The Full Moon Saloon is the place to go for live blues seven nights a week. Bring your favorite instrument Monday, Tuesday and Wednesday nights for the open jam session, where you can participate or just kick back and listen. Fridays and Saturdays feature national acts. The Full Moon Saloon serves Southern and Creole food and is equipped with a raw seafood bar
The Pier Six Concert Pavilion, Baltimore Arena, Merriweather Post Pavilion, RFK Stadium, and Verizon Center (Washington, D.C.) all feature concerts by nationally performing pop and rock artists like Janet Jackson, Madonna, U2, etc. The Baltimore Symphony Orchestraperforms in the beautifully designed 2471-seat Joseph Meyerhoff Symphony Hall and is directed by world-renown Maestro, Marin Alsop. The Homewood campus features performances in the Shriver Auditorium by the Hopkins Symphony Orchestra.

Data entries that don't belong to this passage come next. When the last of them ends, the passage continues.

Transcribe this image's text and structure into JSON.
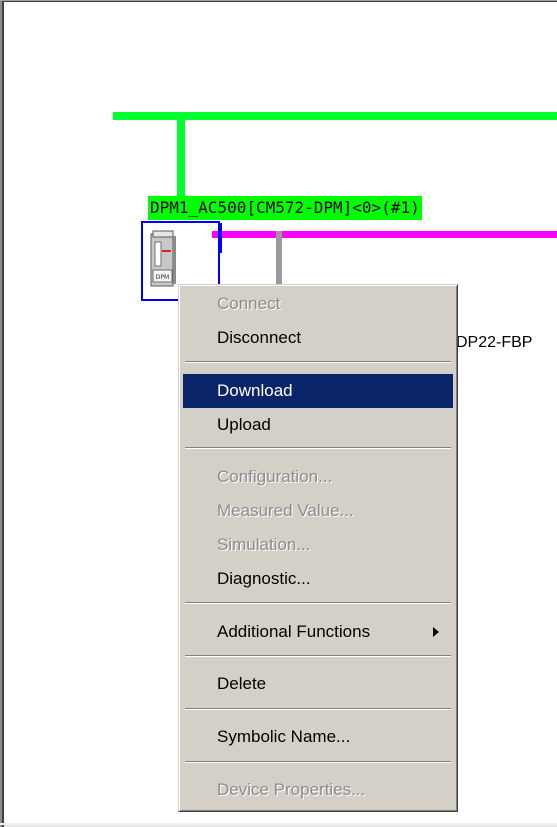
{
  "network": {
    "device_label": "DPM1_AC500[CM572-DPM]<0>(#1)",
    "side_device_label": "DP22-FBP",
    "device_icon_text": "DPM",
    "colors": {
      "profibus_line": "#00ff2e",
      "selection_box": "#0000ff",
      "secondary_bus": "#ff00ff",
      "connector": "#9a9a9a"
    }
  },
  "context_menu": {
    "items": [
      {
        "label": "Connect",
        "enabled": false
      },
      {
        "label": "Disconnect",
        "enabled": true
      },
      {
        "label": "Download",
        "enabled": true,
        "selected": true
      },
      {
        "label": "Upload",
        "enabled": true
      },
      {
        "label": "Configuration...",
        "enabled": false
      },
      {
        "label": "Measured Value...",
        "enabled": false
      },
      {
        "label": "Simulation...",
        "enabled": false
      },
      {
        "label": "Diagnostic...",
        "enabled": true
      },
      {
        "label": "Additional Functions",
        "enabled": true,
        "submenu": true,
        "submenu_icon": "chevron-right-icon"
      },
      {
        "label": "Delete",
        "enabled": true
      },
      {
        "label": "Symbolic Name...",
        "enabled": true
      },
      {
        "label": "Device Properties...",
        "enabled": false
      }
    ],
    "colors": {
      "background": "#d4d0c8",
      "highlight": "#0a246a",
      "disabled_text": "#8c8c8c"
    }
  }
}
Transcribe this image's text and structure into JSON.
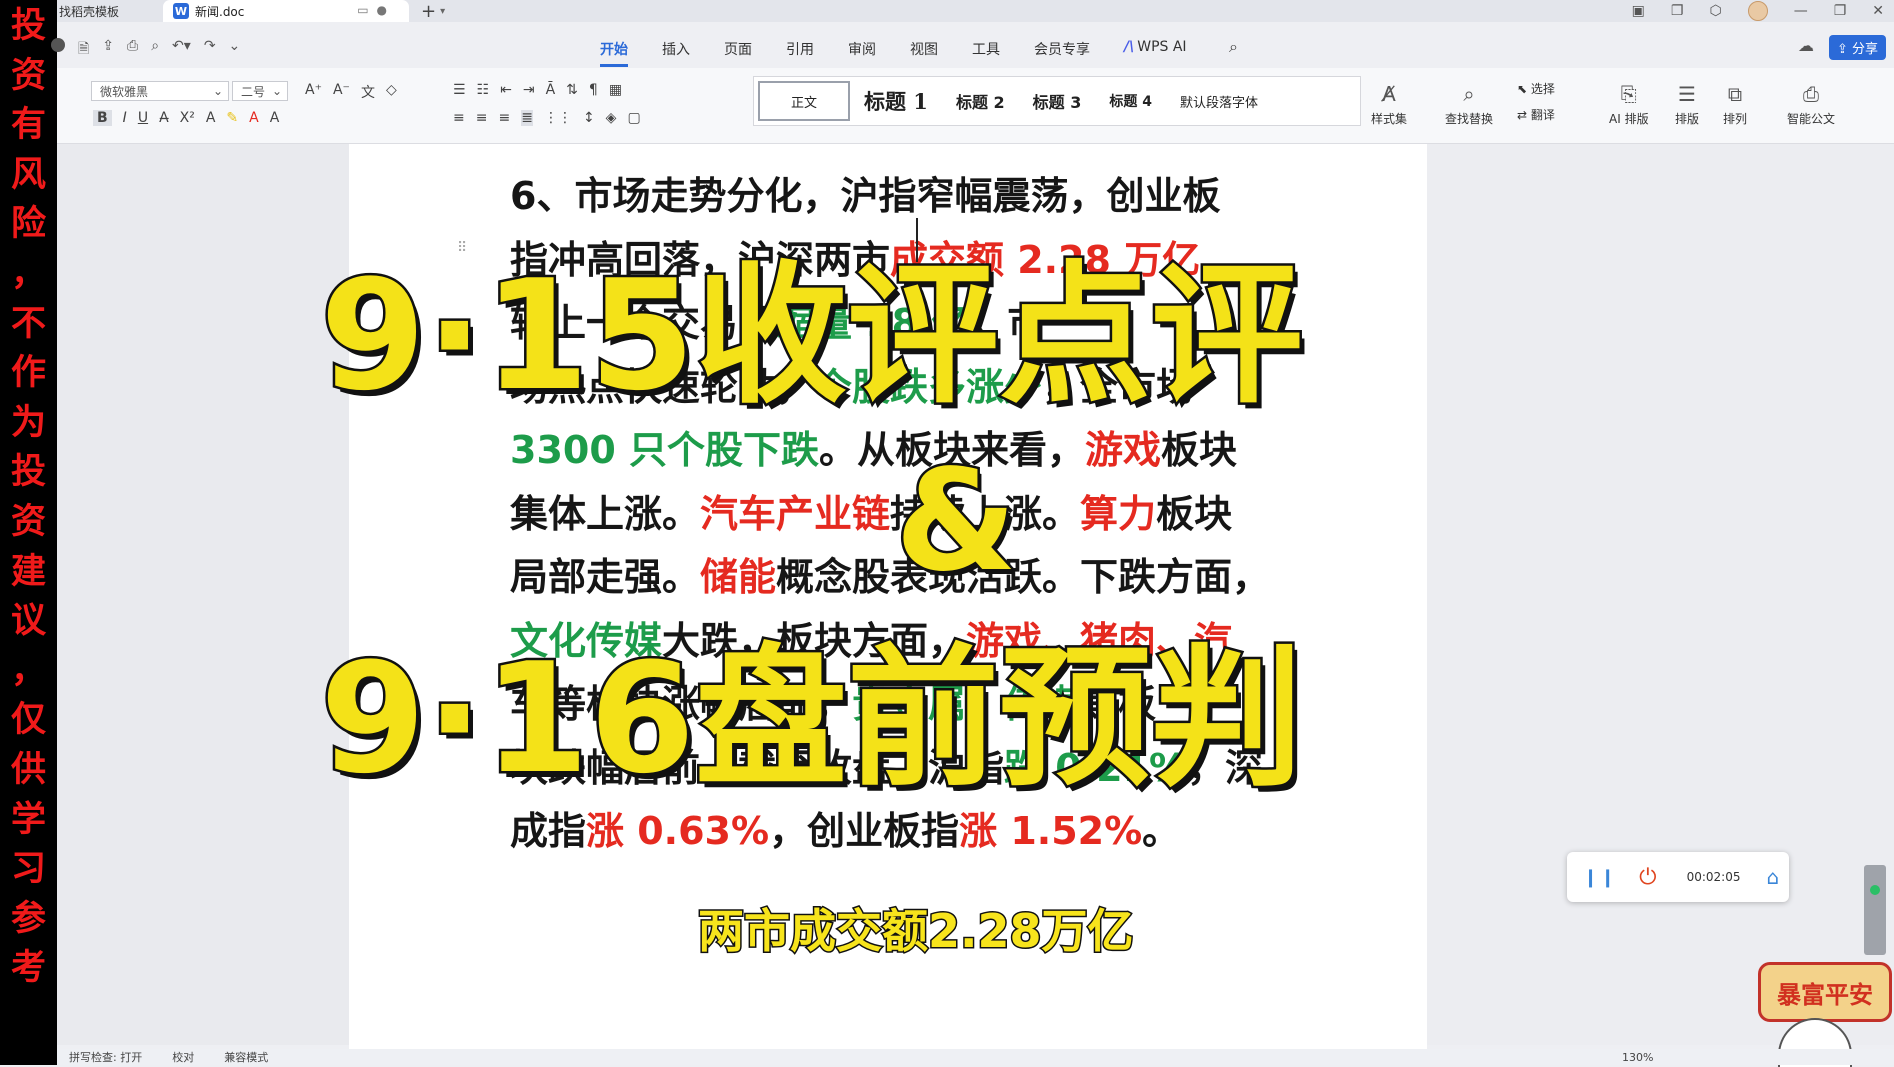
{
  "banner": {
    "chars": [
      "投",
      "资",
      "有",
      "风",
      "险",
      "，",
      "不",
      "作",
      "为",
      "投",
      "资",
      "建",
      "议",
      "，",
      "仅",
      "供",
      "学",
      "习",
      "参",
      "考"
    ]
  },
  "tabs": {
    "prev_label": "找稻壳模板",
    "active_label": "新闻.doc",
    "active_icon": "W",
    "new_tab": "+"
  },
  "menu": {
    "items": [
      "开始",
      "插入",
      "页面",
      "引用",
      "审阅",
      "视图",
      "工具",
      "会员专享"
    ],
    "active_index": 0,
    "wps_ai": "WPS AI",
    "share": "分享"
  },
  "ribbon": {
    "font_name": "微软雅黑",
    "font_size": "二号",
    "styles": [
      "正文",
      "标题 1",
      "标题 2",
      "标题 3",
      "标题 4",
      "默认段落字体"
    ],
    "style_set": "样式集",
    "find_replace": "查找替换",
    "select": "选择",
    "translate": "翻译",
    "ai_layout": "AI 排版",
    "layout": "排版",
    "arrange": "排列",
    "smart_doc": "智能公文"
  },
  "document": {
    "lines": [
      [
        {
          "t": "6、市场走势分化，沪指窄幅震荡，创业板",
          "c": "k"
        }
      ],
      [
        {
          "t": "指冲高回落，沪深两市",
          "c": "k"
        },
        {
          "t": "成交额 2.28 万亿",
          "c": "r"
        },
        {
          "t": "，",
          "c": "k"
        }
      ],
      [
        {
          "t": "较上一个交易日",
          "c": "k"
        },
        {
          "t": "缩量 18 亿",
          "c": "g"
        },
        {
          "t": "。市",
          "c": "k"
        }
      ],
      [
        {
          "t": "场热点快速轮动，",
          "c": "k"
        },
        {
          "t": "个股跌多涨少",
          "c": "g"
        },
        {
          "t": "，全市场",
          "c": "k"
        }
      ],
      [
        {
          "t": "3300 只个股下跌",
          "c": "g"
        },
        {
          "t": "。从板块来看，",
          "c": "k"
        },
        {
          "t": "游戏",
          "c": "r"
        },
        {
          "t": "板块",
          "c": "k"
        }
      ],
      [
        {
          "t": "集体上涨。",
          "c": "k"
        },
        {
          "t": "汽车产业链",
          "c": "r"
        },
        {
          "t": "持续上涨。",
          "c": "k"
        },
        {
          "t": "算力",
          "c": "r"
        },
        {
          "t": "板块",
          "c": "k"
        }
      ],
      [
        {
          "t": "局部走强。",
          "c": "k"
        },
        {
          "t": "储能",
          "c": "r"
        },
        {
          "t": "概念股表现活跃。下跌方面，",
          "c": "k"
        }
      ],
      [
        {
          "t": "文化传媒",
          "c": "g"
        },
        {
          "t": "大跌，板块方面，",
          "c": "k"
        },
        {
          "t": "游戏、猪肉、汽",
          "c": "r"
        }
      ],
      [
        {
          "t": "车等板块涨幅居前，",
          "c": "k"
        },
        {
          "t": "贵金属、传媒",
          "c": "g"
        },
        {
          "t": "等板",
          "c": "k"
        }
      ],
      [
        {
          "t": "块跌幅居前。截至收盘，沪指",
          "c": "k"
        },
        {
          "t": "跌 0.21%",
          "c": "g"
        },
        {
          "t": "，深",
          "c": "k"
        }
      ],
      [
        {
          "t": "成指",
          "c": "k"
        },
        {
          "t": "涨 0.63%",
          "c": "r"
        },
        {
          "t": "，创业板指",
          "c": "k"
        },
        {
          "t": "涨 1.52%",
          "c": "r"
        },
        {
          "t": "。",
          "c": "k"
        }
      ]
    ]
  },
  "overlay": {
    "title1": "9·15收评点评",
    "amp": "&",
    "title2": "9·16盘前预判",
    "subtitle": "两市成交额2.28万亿"
  },
  "recorder": {
    "time": "00:02:05"
  },
  "sticker": {
    "text": "暴富平安"
  },
  "status": {
    "spell": "拼写检查: 打开",
    "proof": "校对",
    "compat": "兼容模式",
    "zoom": "130%"
  },
  "colors": {
    "red": "#e52a20",
    "green": "#1d9c4a",
    "accent": "#2b6ad8",
    "overlay_yellow": "#f4e218"
  }
}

The Peabody Conservatory of Music presents student and guest artists performing symphonies and operas. These concerts are usually free or offer a reduced price for Hopkins students. Peabody is the oldest music school in the United States and is an outstanding example of neo-Renaissance architecture. Peabody Conservatory is part of the Johns Hopkins University, where CMM students can take classes.
Baltimore Lyric Opera House was completed in 1894. This replica of Germany’s Leipzig Neues Gewandhouse offers fine acoustics, making it perfect hall for Baltimore’s larger musical productions. They also offer half-price tickets to students one-half hour before show time.
The Hippodrome Theater is Broadway’s home in Baltimore. This 1600-seat house is the major stop for national touring companies and a preferred venue for exclusive pre-Broadway productions. In early 2004, the curtain rose again at the legendary Hippodrome Theatre, reborn as the France-Merrick Performing Arts Center. The  Center Stage Theater, Maryland’s state theater, is the only theater in the city that creates its own productions with a staff of professional actors. It presents contemporary plays and innovative interpretations of classics in its two intimate theaters, where the audience is never more than 30 feet from the actors. They offer student subscriptions and also sell student rush tickets the day of the show. The Everyman Theater is located in Mt. Vernon and presents everything from classics to new hits at affordable prices. TheHopkins Theater presents major American, British and Irish plays in a charming 1804 brick barn. The Vagabond Players and Fell’s Point Corner Theater are located in historic Fells Point and offer a variety of plays. The Axis Theater presents contemporary shows, often with politically challenging themes. The Spotlighters also offer several shows each season including comedies and dramas. The Theatre Project through the presentation of a diverse array of original and experimental theatre, music, and dance — connects the artists and audiences of Baltimore with a global community of performers.